§ Instructions for the task: After removing every image, reproduce the data exactly as it appears.

********************

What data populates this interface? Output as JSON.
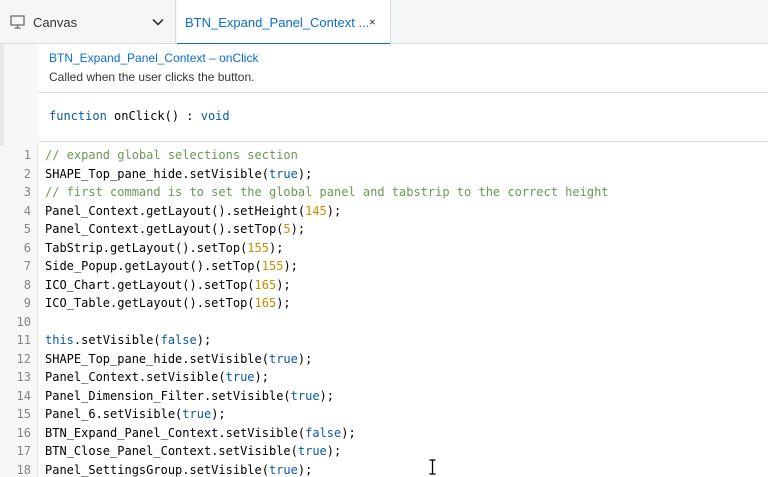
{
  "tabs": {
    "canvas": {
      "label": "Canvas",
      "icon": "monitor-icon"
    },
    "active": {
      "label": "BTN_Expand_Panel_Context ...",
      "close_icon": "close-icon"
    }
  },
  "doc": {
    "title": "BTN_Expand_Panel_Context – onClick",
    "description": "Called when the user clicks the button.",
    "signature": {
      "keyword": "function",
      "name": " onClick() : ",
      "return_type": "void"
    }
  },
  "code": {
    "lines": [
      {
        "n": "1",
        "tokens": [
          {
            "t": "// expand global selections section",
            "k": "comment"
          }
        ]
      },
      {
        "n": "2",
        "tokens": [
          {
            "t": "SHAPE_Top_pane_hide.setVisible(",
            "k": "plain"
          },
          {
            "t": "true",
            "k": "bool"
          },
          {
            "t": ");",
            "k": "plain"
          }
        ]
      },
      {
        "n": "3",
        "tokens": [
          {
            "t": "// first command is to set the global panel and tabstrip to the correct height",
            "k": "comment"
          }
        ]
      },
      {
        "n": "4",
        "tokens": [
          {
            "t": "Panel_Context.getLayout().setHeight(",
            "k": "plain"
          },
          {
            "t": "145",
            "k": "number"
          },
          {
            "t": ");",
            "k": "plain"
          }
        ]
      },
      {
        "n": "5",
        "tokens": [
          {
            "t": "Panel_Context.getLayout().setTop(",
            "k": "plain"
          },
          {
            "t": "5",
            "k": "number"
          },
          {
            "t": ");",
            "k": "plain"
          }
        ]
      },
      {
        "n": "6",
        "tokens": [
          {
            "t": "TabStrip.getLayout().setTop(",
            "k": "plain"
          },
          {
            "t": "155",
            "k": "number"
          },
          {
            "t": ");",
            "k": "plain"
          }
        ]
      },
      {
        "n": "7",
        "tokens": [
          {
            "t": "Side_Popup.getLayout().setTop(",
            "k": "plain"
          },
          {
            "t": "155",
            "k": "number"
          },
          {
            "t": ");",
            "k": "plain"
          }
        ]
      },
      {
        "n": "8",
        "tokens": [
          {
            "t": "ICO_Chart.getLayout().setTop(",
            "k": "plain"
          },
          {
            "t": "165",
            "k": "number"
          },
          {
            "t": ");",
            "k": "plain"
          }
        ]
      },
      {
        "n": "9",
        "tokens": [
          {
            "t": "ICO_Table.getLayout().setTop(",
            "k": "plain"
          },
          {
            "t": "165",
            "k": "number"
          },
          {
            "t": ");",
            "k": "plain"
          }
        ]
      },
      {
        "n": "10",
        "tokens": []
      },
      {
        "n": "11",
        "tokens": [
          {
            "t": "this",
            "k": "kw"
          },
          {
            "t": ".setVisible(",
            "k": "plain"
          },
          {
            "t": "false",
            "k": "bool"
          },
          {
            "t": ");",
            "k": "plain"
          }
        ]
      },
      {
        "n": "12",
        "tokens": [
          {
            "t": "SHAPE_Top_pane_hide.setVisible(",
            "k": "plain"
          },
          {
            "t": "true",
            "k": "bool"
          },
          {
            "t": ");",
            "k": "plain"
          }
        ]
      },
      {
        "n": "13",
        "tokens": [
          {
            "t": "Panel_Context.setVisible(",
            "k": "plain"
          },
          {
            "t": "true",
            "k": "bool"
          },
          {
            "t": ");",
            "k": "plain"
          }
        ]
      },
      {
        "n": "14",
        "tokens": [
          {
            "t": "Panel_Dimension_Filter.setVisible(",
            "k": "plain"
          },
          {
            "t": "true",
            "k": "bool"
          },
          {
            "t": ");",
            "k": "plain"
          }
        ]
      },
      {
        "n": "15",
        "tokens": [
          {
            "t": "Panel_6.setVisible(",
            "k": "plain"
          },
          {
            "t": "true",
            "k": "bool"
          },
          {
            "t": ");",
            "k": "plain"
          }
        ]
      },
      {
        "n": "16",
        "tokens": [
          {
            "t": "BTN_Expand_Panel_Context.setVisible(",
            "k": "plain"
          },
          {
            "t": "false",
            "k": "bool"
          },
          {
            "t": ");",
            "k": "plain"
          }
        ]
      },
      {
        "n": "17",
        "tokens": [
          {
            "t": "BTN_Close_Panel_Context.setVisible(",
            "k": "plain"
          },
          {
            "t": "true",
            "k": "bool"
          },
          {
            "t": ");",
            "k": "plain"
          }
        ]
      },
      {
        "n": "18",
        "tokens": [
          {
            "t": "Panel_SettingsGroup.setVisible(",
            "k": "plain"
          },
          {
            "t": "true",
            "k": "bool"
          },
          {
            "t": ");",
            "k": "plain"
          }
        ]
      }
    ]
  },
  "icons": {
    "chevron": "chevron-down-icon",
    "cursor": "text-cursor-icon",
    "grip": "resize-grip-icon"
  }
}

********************

§ Answer:
What data populates this interface? Output as JSON.
{
  "tabs": {
    "canvas": {
      "label": "Canvas",
      "icon": "monitor-icon"
    },
    "active": {
      "label": "BTN_Expand_Panel_Context ...",
      "close_icon": "close-icon"
    }
  },
  "doc": {
    "title": "BTN_Expand_Panel_Context – onClick",
    "description": "Called when the user clicks the button.",
    "signature": {
      "keyword": "function",
      "name": " onClick() : ",
      "return_type": "void"
    }
  },
  "code": {
    "lines": [
      {
        "n": "1",
        "tokens": [
          {
            "t": "// expand global selections section",
            "k": "comment"
          }
        ]
      },
      {
        "n": "2",
        "tokens": [
          {
            "t": "SHAPE_Top_pane_hide.setVisible(",
            "k": "plain"
          },
          {
            "t": "true",
            "k": "bool"
          },
          {
            "t": ");",
            "k": "plain"
          }
        ]
      },
      {
        "n": "3",
        "tokens": [
          {
            "t": "// first command is to set the global panel and tabstrip to the correct height",
            "k": "comment"
          }
        ]
      },
      {
        "n": "4",
        "tokens": [
          {
            "t": "Panel_Context.getLayout().setHeight(",
            "k": "plain"
          },
          {
            "t": "145",
            "k": "number"
          },
          {
            "t": ");",
            "k": "plain"
          }
        ]
      },
      {
        "n": "5",
        "tokens": [
          {
            "t": "Panel_Context.getLayout().setTop(",
            "k": "plain"
          },
          {
            "t": "5",
            "k": "number"
          },
          {
            "t": ");",
            "k": "plain"
          }
        ]
      },
      {
        "n": "6",
        "tokens": [
          {
            "t": "TabStrip.getLayout().setTop(",
            "k": "plain"
          },
          {
            "t": "155",
            "k": "number"
          },
          {
            "t": ");",
            "k": "plain"
          }
        ]
      },
      {
        "n": "7",
        "tokens": [
          {
            "t": "Side_Popup.getLayout().setTop(",
            "k": "plain"
          },
          {
            "t": "155",
            "k": "number"
          },
          {
            "t": ");",
            "k": "plain"
          }
        ]
      },
      {
        "n": "8",
        "tokens": [
          {
            "t": "ICO_Chart.getLayout().setTop(",
            "k": "plain"
          },
          {
            "t": "165",
            "k": "number"
          },
          {
            "t": ");",
            "k": "plain"
          }
        ]
      },
      {
        "n": "9",
        "tokens": [
          {
            "t": "ICO_Table.getLayout().setTop(",
            "k": "plain"
          },
          {
            "t": "165",
            "k": "number"
          },
          {
            "t": ");",
            "k": "plain"
          }
        ]
      },
      {
        "n": "10",
        "tokens": []
      },
      {
        "n": "11",
        "tokens": [
          {
            "t": "this",
            "k": "kw"
          },
          {
            "t": ".setVisible(",
            "k": "plain"
          },
          {
            "t": "false",
            "k": "bool"
          },
          {
            "t": ");",
            "k": "plain"
          }
        ]
      },
      {
        "n": "12",
        "tokens": [
          {
            "t": "SHAPE_Top_pane_hide.setVisible(",
            "k": "plain"
          },
          {
            "t": "true",
            "k": "bool"
          },
          {
            "t": ");",
            "k": "plain"
          }
        ]
      },
      {
        "n": "13",
        "tokens": [
          {
            "t": "Panel_Context.setVisible(",
            "k": "plain"
          },
          {
            "t": "true",
            "k": "bool"
          },
          {
            "t": ");",
            "k": "plain"
          }
        ]
      },
      {
        "n": "14",
        "tokens": [
          {
            "t": "Panel_Dimension_Filter.setVisible(",
            "k": "plain"
          },
          {
            "t": "true",
            "k": "bool"
          },
          {
            "t": ");",
            "k": "plain"
          }
        ]
      },
      {
        "n": "15",
        "tokens": [
          {
            "t": "Panel_6.setVisible(",
            "k": "plain"
          },
          {
            "t": "true",
            "k": "bool"
          },
          {
            "t": ");",
            "k": "plain"
          }
        ]
      },
      {
        "n": "16",
        "tokens": [
          {
            "t": "BTN_Expand_Panel_Context.setVisible(",
            "k": "plain"
          },
          {
            "t": "false",
            "k": "bool"
          },
          {
            "t": ");",
            "k": "plain"
          }
        ]
      },
      {
        "n": "17",
        "tokens": [
          {
            "t": "BTN_Close_Panel_Context.setVisible(",
            "k": "plain"
          },
          {
            "t": "true",
            "k": "bool"
          },
          {
            "t": ");",
            "k": "plain"
          }
        ]
      },
      {
        "n": "18",
        "tokens": [
          {
            "t": "Panel_SettingsGroup.setVisible(",
            "k": "plain"
          },
          {
            "t": "true",
            "k": "bool"
          },
          {
            "t": ");",
            "k": "plain"
          }
        ]
      }
    ]
  },
  "icons": {
    "chevron": "chevron-down-icon",
    "cursor": "text-cursor-icon",
    "grip": "resize-grip-icon"
  }
}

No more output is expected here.